The University recently increased the Research and Training Program (RTP) stipend by 25 per cent from $28 000, to $35 000 per annum, without consulting current scholarship students.

In a well attended Town Hall meeting today, HDR students unanimously voted against the University’s decision and openly challenged the Deputy Vice Chancellor (Education), Phillipa Pattinson.

“We believe that every postgraduate researcher deserves equal wages for equal work. If the University raises the RTP by $7 000 for some, then it must do so for everyone – but it’s about more than just fairness, it’s about our right to a living wage,” said Anna Sturman, PhD candidate in Political Economy. 

Pattinson justified the University’s decision in the Town Hall, and to Honi, saying, “the HDR stipend is not a wage. It is, rather, a contribution to living costs while a student is undertaking a research degree.”

Unimpressed with this response, a student told the gathering, “this is our living wage when it comes down to it. Wage, stipend, it makes no difference.”

The current RTP scholarship contract stipulates that students work 70 hours per fortnight. This amounts to $15.11 per hour which is below the Australian minimum wage.

Expressing solidarity with the HDR students, SRC President Liam Donohoe said, “you are our tutors and lecturers, and we recognise that your working conditions absolutely affect our learning conditions.”

HDR students who have recently commenced their degrees have been told by the University that they can quit and reapply in order to access the new, higher stipend.
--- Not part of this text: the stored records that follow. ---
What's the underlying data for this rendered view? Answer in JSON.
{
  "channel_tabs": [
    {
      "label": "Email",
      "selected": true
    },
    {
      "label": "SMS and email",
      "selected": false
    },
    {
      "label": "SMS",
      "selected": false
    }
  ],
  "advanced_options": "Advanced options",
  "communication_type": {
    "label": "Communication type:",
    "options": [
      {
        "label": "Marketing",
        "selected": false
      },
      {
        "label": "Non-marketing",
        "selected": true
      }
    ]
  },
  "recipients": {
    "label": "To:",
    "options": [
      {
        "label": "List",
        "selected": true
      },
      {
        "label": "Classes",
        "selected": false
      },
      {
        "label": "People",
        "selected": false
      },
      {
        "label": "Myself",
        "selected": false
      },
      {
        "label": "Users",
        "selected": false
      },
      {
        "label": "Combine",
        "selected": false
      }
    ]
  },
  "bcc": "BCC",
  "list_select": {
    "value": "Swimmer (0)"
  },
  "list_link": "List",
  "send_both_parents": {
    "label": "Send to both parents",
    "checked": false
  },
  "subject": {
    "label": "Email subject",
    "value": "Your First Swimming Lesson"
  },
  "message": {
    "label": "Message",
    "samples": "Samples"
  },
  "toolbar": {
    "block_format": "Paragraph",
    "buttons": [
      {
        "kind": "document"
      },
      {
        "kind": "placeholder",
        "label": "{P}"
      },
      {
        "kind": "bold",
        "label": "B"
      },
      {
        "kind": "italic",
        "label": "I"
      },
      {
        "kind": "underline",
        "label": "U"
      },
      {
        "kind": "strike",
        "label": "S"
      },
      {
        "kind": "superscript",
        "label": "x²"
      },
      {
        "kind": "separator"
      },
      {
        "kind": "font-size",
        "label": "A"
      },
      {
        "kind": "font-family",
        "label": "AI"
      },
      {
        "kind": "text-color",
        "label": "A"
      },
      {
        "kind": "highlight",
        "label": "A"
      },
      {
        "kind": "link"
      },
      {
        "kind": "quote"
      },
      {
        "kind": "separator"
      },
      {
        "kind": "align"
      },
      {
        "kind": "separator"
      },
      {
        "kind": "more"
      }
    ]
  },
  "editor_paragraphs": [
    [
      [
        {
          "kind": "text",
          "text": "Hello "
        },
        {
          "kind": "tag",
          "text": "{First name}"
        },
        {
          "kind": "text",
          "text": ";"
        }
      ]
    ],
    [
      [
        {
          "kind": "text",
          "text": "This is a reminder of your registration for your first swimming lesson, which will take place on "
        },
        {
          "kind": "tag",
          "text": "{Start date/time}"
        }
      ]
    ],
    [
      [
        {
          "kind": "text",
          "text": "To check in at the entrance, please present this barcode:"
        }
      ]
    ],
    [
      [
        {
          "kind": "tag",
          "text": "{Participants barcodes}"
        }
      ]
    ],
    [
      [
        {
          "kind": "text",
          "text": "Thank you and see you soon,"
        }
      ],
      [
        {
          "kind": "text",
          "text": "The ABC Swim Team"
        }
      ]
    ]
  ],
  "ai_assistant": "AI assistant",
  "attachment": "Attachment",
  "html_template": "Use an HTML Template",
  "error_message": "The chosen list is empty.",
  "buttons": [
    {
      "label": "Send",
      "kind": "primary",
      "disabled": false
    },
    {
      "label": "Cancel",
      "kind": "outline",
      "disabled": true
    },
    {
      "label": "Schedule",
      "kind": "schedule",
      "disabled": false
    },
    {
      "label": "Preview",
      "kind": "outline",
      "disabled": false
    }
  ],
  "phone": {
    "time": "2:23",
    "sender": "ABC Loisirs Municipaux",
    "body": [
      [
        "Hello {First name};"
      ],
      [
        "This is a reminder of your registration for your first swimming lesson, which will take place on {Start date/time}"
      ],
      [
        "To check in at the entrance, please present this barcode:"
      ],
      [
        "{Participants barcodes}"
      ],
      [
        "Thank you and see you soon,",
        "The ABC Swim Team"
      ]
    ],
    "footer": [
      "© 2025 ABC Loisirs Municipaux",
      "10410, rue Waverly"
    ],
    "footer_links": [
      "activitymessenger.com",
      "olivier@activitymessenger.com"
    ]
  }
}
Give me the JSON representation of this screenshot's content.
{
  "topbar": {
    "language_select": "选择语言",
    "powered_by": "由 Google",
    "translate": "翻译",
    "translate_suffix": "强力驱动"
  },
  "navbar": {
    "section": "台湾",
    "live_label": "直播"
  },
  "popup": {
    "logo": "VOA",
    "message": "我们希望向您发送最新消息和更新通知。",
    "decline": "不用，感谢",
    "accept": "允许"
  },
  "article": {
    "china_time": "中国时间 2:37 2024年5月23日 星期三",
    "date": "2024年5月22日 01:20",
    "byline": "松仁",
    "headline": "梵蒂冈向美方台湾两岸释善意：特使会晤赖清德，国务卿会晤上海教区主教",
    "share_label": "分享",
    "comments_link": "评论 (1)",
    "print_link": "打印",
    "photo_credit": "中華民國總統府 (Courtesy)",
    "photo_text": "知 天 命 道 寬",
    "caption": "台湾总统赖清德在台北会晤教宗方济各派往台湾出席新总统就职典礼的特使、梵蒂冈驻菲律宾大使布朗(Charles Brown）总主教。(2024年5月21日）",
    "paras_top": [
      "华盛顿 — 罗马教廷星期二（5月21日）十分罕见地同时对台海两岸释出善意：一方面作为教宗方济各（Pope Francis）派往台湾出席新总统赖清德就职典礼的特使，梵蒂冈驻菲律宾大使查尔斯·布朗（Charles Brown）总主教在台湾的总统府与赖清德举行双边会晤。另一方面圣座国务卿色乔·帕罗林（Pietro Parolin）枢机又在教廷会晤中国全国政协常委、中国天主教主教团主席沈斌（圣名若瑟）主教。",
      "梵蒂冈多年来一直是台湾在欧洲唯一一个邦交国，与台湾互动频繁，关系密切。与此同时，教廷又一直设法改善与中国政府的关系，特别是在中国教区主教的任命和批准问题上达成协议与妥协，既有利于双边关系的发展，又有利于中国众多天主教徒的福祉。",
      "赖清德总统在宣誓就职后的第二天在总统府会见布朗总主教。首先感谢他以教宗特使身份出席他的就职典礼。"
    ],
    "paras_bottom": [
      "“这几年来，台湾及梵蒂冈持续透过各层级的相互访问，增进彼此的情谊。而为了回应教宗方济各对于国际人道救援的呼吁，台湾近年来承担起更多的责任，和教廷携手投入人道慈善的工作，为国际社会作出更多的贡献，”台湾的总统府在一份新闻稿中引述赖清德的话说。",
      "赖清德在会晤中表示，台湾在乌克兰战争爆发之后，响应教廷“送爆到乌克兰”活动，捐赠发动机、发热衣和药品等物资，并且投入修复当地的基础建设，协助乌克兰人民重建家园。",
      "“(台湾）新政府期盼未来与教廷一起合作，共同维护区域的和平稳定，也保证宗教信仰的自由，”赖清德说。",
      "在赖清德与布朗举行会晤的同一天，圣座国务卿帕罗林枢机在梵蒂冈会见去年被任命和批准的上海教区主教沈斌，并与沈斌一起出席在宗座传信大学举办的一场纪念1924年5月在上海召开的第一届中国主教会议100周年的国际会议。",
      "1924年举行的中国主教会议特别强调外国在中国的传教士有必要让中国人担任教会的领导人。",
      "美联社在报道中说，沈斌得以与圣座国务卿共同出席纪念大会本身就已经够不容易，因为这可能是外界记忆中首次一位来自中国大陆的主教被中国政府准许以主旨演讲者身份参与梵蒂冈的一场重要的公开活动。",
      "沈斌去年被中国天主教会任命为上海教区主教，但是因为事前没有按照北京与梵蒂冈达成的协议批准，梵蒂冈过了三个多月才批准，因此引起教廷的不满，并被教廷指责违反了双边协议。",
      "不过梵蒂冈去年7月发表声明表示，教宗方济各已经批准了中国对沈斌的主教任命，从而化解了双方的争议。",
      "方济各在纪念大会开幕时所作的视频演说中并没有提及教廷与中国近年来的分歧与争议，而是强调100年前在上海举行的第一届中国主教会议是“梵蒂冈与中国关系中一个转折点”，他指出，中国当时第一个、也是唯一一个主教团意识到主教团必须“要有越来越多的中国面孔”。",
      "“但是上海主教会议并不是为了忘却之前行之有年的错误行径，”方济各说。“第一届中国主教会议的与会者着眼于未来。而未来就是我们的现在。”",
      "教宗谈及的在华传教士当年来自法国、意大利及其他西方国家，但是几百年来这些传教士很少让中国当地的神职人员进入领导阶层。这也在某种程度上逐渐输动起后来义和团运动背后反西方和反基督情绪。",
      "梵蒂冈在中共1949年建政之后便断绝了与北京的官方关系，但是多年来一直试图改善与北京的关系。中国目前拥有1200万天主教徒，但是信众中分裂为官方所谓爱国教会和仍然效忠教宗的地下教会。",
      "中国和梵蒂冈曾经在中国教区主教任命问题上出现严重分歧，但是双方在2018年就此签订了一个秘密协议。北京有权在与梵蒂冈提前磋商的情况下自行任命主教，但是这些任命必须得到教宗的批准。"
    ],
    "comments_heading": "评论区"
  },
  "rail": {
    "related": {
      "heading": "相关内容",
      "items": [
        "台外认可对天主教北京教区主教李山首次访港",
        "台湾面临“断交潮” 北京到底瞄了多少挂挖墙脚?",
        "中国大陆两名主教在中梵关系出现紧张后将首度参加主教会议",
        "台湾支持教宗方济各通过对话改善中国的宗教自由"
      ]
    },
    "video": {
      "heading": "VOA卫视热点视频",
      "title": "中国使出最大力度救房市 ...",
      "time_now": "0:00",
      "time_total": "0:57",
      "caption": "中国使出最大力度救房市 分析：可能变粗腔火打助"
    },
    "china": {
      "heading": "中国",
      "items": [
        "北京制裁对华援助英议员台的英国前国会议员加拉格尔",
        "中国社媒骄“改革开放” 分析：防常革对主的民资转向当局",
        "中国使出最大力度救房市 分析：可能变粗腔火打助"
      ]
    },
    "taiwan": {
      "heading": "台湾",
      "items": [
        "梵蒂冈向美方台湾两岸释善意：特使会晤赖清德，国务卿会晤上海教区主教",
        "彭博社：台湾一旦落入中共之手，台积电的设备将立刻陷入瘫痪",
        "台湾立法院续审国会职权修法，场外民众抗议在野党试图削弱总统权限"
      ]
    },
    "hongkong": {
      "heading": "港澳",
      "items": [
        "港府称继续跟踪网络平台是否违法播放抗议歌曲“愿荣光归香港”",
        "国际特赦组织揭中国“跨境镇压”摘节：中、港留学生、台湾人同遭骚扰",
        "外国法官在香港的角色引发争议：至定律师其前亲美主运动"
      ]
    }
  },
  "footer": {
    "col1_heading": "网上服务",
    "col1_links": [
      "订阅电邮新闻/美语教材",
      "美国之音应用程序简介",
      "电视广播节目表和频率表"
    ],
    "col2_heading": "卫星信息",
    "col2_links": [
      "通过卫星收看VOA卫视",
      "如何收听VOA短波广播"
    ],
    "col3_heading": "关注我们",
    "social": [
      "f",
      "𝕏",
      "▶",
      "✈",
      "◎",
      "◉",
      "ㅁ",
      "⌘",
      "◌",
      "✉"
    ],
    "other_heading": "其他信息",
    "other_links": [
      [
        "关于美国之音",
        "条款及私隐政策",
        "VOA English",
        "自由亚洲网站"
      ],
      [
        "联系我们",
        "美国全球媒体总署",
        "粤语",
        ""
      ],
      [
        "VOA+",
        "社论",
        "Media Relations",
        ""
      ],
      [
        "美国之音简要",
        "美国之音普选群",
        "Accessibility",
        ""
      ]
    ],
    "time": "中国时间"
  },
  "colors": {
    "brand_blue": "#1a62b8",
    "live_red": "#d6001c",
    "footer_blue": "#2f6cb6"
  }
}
However, they are not guaranteed a place.

The students have received support from the National Tertiary Education Union (NTEU) and Australian Greens Senator and Spokesperson for Education, Dr Mehreen Faruqi. 

Over two hundred postgraduate researchers have joined an organising group with plans to grow the campaign into the new year.